As our ace reporter Julianne Hing can attest, the DREAM Act has been bubbling fast this week with new advances, compromises and debunkings happening every passing hour. And as with all things immigrant, it’s been burning up our comment threads.
This morning, I was struck by the following exchange on Julianne’s reporting that Department of Homeland Security Secretary Janet Napolitano has called the DREAM Act “good for national security.” In the comments, CitizenDreamer’s response to the expected conservative pushback is worth studying: it reframes the personas with a stake in the debate, it cites facts, it gives pressure from the left and it closes with an outreach to the bill’s detractors on the right. Nice.
Here’s Ali A. with the pitch:
CitizenDreamer, you’re pretty obviously someone who would benefit from the Dream Act, yet I bet you don’t think you OR your parents have done anything wrong in breaking the laws of this countrry. That alone is reason enough to oppose this very bad bill.
The whole Dream Act is an AMNESTY. It lets people who are DEPORTABLE under current law evade the consequences of their actions. Not only to evade consequences but to be REWARDED for breaking the law with the very thing they broke the law to get. THAT is amnesty. And if you don’t understand that, then you’re too dumb to be one of the “college students” that purportedly would benefit from this bill. Of course, the real intent of this bill is to legalize not only “children” (up to age 30 or so, depending on which version you look at) but also eventually their parents who brought them here illegally.
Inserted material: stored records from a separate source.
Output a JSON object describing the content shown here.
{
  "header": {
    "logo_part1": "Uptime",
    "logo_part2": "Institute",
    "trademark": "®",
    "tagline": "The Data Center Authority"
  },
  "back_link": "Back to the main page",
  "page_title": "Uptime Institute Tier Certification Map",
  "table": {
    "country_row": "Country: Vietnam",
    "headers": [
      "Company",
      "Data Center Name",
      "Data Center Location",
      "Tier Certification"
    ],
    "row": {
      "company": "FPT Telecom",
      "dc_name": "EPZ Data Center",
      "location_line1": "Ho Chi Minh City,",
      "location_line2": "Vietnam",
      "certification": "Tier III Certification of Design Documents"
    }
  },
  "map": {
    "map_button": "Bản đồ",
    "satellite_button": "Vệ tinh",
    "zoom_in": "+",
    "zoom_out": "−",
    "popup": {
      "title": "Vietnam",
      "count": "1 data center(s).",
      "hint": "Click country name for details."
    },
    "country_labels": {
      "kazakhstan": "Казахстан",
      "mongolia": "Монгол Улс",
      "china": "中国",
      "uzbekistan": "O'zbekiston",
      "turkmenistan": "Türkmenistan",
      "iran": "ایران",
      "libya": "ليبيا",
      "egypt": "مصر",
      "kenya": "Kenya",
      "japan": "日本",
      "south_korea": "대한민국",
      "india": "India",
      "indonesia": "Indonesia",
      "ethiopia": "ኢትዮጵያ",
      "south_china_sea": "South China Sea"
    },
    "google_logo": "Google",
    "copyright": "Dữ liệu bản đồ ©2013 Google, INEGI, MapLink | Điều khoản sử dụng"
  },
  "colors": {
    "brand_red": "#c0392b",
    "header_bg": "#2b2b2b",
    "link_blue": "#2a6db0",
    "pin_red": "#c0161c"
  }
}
And the swing from CitizenDreamer:
You are right. I would benefit from the DREAM Act. As a 15th generation American (on my mother’s side, my father’s people didn’t get here until 1807), I would benefit from the regularization of the status of the best pool of potential citizens this country will ever receive.
As a citizen, I would also benefit from their increased economic contributions. The CBO report released yesterday found that the net impact of the DREAM Act is a $1.4 billion benefit. As importantly, we could focus our scarce enforcement resources on those who should truly be excluded.
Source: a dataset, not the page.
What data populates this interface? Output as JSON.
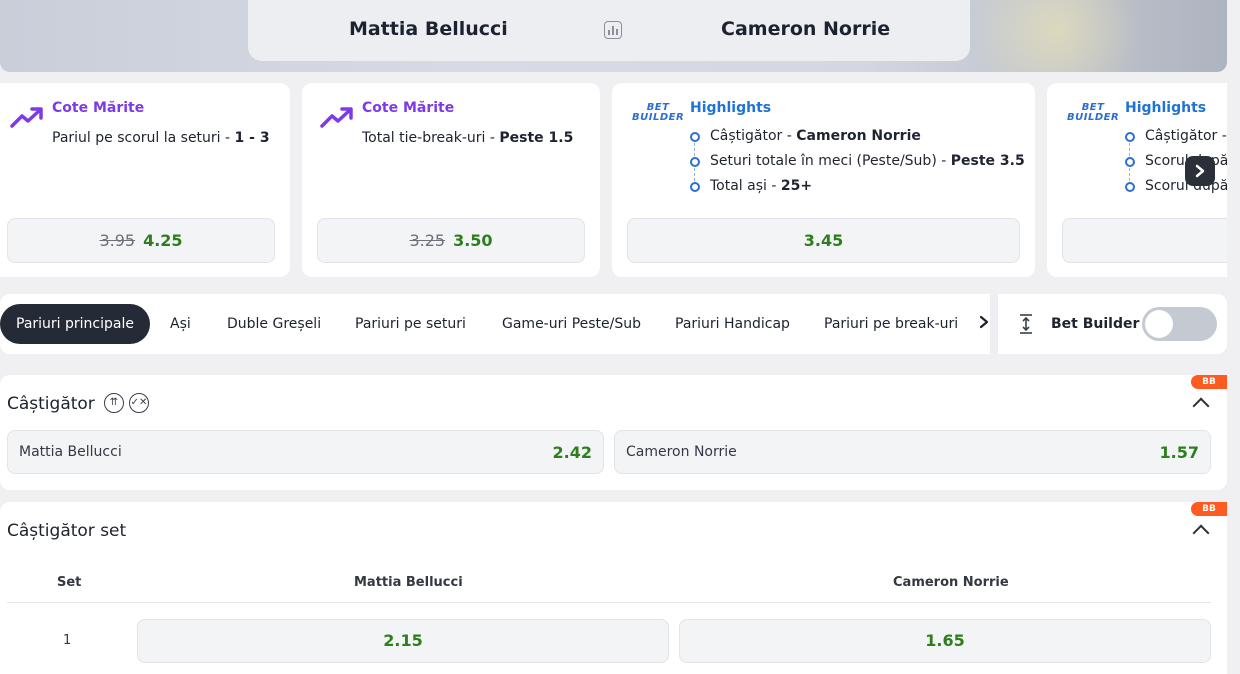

As long as we are discussing education, however, you may want to look up the word “amnesty”. I love the way your side tosses around words as if they were weapons without realizing they have meaning. NO aspect of the DREAM Act is an amnesty. The Act, instead, is a rigorous (I think artificially rigorous) and orderly path to regularize status for people who were brought here as children either without documents, or whose documents expired while they were children.
I am sorry for you if your concept of this country is so small that it cannot accommodate these young people.
Finally, I am going to assume you are not intentionally misrepresenting the bill, but are merely repeating someone else’s talking points. The original age 35 cut off was intended to offer a path to regularization to those who would have been eligible for the 2001 Hatch bill. The same provisions apply. They have to have been here before age 15, etc. This means that they are being offered a path to regularized status based on the status they arrived under. It is disingenuous, at best, to treat the age 30 cut-off as if it were a separate and distinct population.
BTW: your chain-migration mythology has been exploded since the first day that Sessions trotted out those fraudulent claims in his “White Paper”. If they will lie to you about that, what else are they lying about?